Your instructions
Please copy each line of the listing that includes the string "this".
——
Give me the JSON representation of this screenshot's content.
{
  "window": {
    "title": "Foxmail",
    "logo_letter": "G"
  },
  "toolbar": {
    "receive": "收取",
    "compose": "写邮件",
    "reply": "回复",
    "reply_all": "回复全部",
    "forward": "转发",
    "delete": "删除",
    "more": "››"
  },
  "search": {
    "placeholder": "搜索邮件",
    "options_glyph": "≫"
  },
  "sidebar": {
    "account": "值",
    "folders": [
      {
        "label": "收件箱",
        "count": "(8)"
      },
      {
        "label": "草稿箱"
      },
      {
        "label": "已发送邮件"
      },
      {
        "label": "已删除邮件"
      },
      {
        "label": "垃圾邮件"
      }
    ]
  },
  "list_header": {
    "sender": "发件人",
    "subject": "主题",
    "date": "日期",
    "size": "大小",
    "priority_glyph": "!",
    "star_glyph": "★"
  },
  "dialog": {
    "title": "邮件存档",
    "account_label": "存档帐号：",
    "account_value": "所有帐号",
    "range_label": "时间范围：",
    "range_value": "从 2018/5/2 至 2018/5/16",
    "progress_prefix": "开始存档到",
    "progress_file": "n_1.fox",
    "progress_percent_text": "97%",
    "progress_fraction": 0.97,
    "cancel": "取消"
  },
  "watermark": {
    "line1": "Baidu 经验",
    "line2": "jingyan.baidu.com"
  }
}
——
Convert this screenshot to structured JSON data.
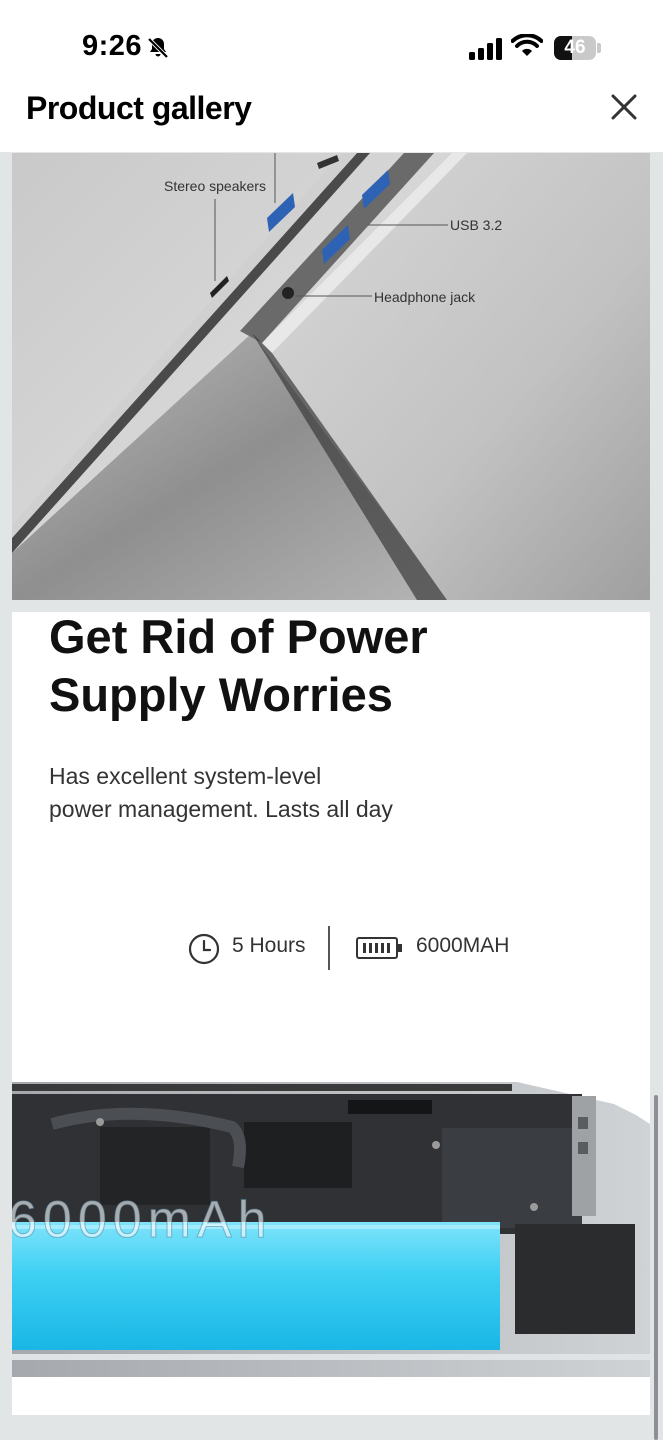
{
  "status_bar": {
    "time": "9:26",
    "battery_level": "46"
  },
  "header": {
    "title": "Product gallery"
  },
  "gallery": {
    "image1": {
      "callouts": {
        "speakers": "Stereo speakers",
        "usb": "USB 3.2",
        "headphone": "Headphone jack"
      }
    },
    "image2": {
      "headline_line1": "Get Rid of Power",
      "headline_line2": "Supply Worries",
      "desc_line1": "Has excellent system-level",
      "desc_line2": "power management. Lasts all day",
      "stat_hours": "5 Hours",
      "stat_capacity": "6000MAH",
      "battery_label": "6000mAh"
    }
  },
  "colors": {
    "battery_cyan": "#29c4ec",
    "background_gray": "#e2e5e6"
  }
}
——
Reply
Give me the JSON representation of this screenshot's content.
Convert this screenshot to structured JSON data.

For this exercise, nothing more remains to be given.